TASK REQUIREMENTS: In the data that follows, count every line holding the string "icon" and give the count alone.

ENTRIES SUPPLIED:
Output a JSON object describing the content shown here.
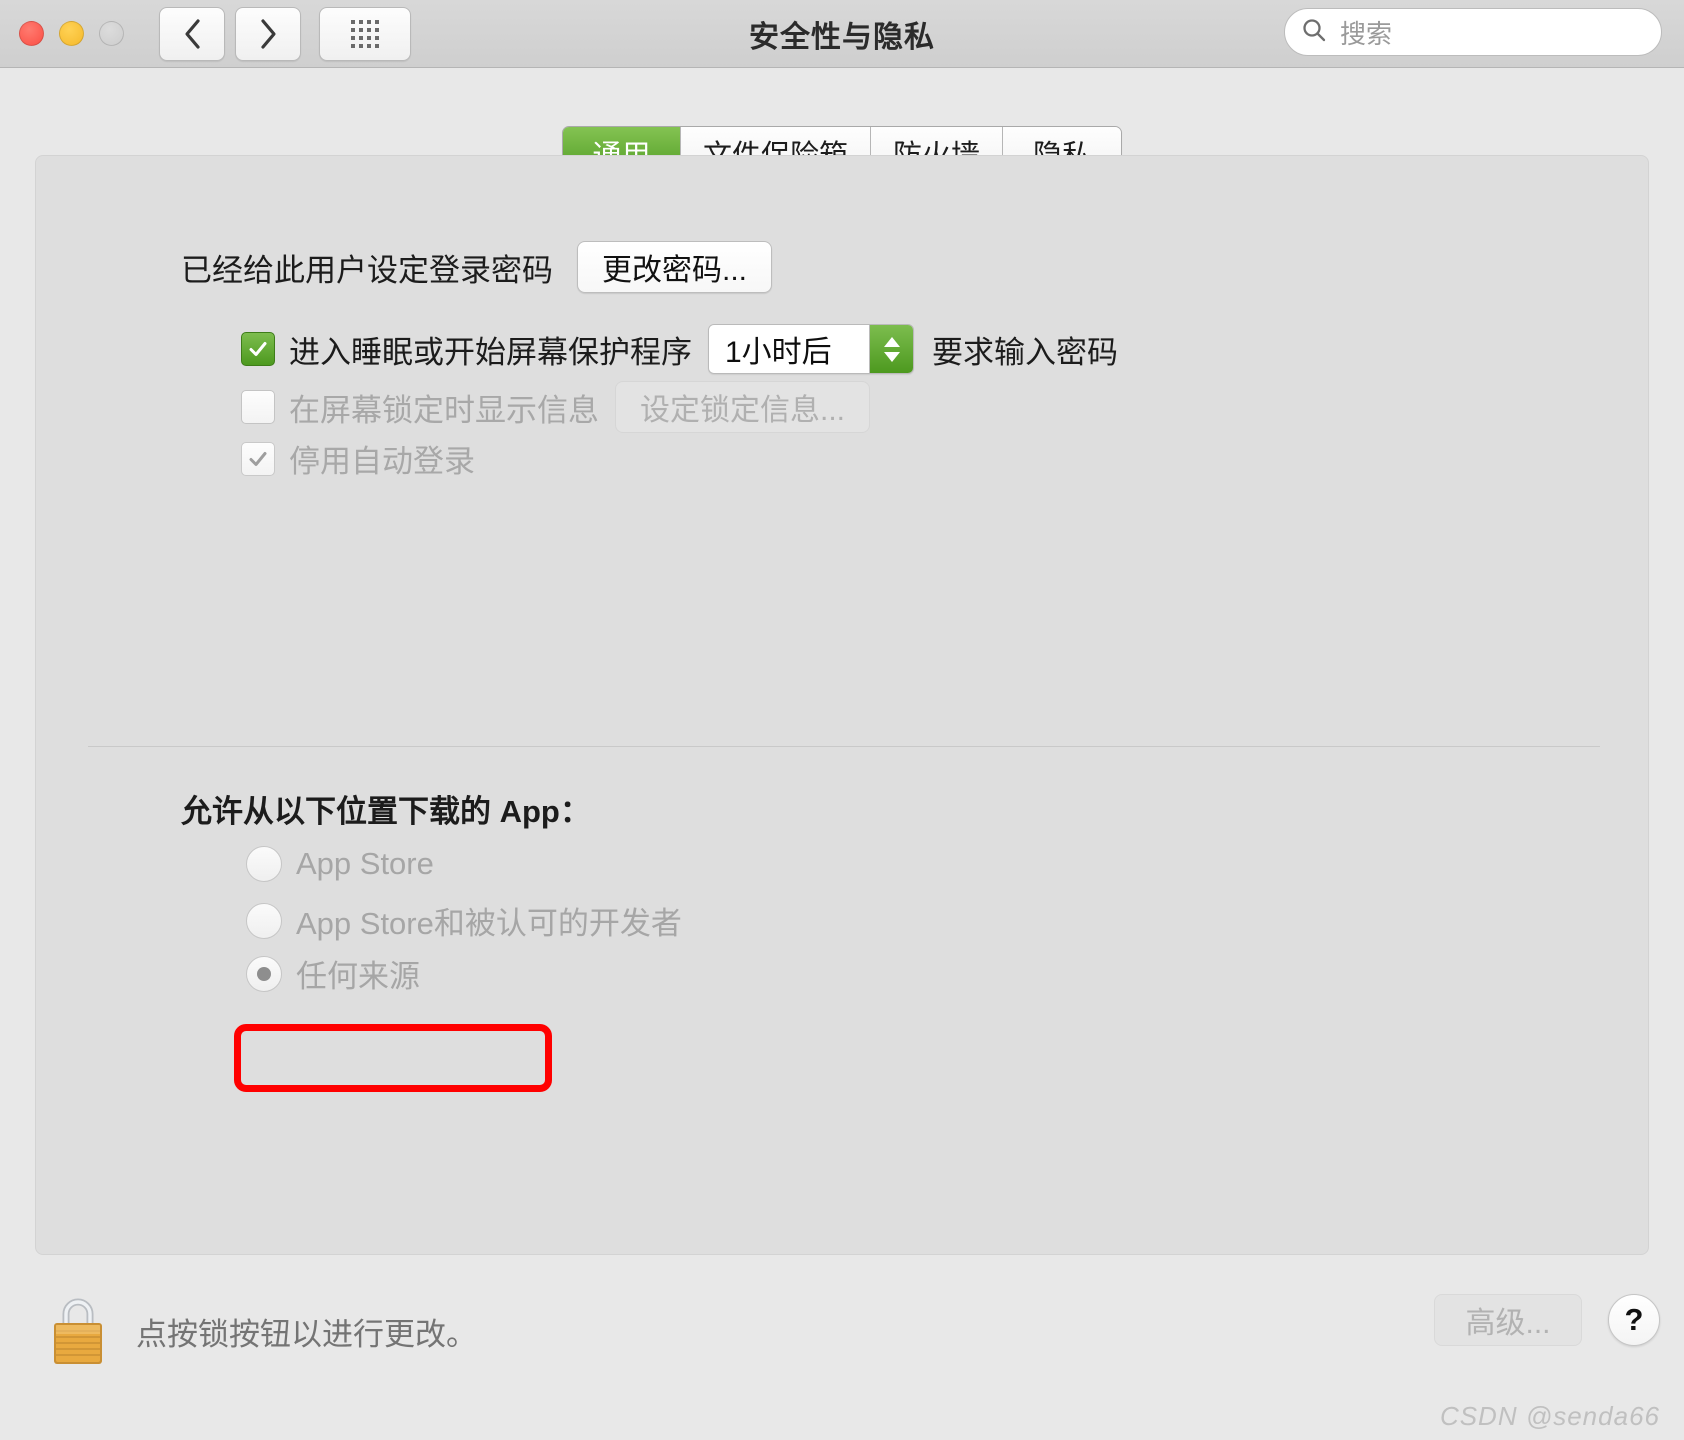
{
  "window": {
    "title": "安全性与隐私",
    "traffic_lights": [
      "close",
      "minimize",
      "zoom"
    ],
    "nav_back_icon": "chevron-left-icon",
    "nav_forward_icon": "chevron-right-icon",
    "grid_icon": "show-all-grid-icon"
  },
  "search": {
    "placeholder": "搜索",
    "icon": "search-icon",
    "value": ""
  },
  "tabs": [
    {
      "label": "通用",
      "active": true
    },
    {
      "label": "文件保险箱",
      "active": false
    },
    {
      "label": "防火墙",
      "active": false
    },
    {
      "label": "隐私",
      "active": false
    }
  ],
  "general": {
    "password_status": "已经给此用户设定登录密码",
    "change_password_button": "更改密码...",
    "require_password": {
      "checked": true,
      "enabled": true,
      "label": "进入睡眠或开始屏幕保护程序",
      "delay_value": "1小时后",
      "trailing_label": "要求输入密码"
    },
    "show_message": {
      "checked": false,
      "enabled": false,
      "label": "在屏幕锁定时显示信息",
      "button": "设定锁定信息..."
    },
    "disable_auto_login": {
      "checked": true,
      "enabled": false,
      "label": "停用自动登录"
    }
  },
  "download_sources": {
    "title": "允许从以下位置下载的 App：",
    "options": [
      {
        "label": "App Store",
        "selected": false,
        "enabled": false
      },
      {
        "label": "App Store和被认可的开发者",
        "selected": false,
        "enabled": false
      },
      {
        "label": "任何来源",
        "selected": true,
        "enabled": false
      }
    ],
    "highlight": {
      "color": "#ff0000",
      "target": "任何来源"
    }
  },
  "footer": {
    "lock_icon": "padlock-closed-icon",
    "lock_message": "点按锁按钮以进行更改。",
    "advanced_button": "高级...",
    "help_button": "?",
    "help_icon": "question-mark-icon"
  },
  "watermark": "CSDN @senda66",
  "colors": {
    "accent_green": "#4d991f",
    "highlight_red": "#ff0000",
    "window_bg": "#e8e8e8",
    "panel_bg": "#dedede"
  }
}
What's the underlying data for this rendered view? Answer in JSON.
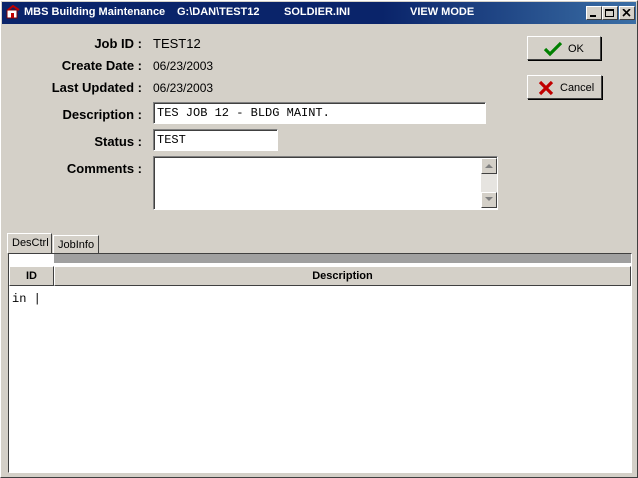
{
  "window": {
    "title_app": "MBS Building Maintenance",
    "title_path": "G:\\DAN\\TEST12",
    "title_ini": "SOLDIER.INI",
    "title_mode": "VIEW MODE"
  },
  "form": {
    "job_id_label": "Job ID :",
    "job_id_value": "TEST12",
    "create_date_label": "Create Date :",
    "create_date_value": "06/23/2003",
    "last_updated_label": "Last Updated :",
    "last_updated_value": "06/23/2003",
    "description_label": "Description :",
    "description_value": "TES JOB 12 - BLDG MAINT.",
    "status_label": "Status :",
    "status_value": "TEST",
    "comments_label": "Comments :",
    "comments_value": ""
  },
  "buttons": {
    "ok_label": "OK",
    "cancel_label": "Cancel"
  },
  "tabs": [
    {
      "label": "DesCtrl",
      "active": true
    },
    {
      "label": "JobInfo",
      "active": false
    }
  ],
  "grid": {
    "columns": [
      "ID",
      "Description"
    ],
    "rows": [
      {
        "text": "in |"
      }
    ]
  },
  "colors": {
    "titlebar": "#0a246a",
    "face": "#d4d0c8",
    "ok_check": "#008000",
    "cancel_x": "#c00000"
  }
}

TASK RESULT: 6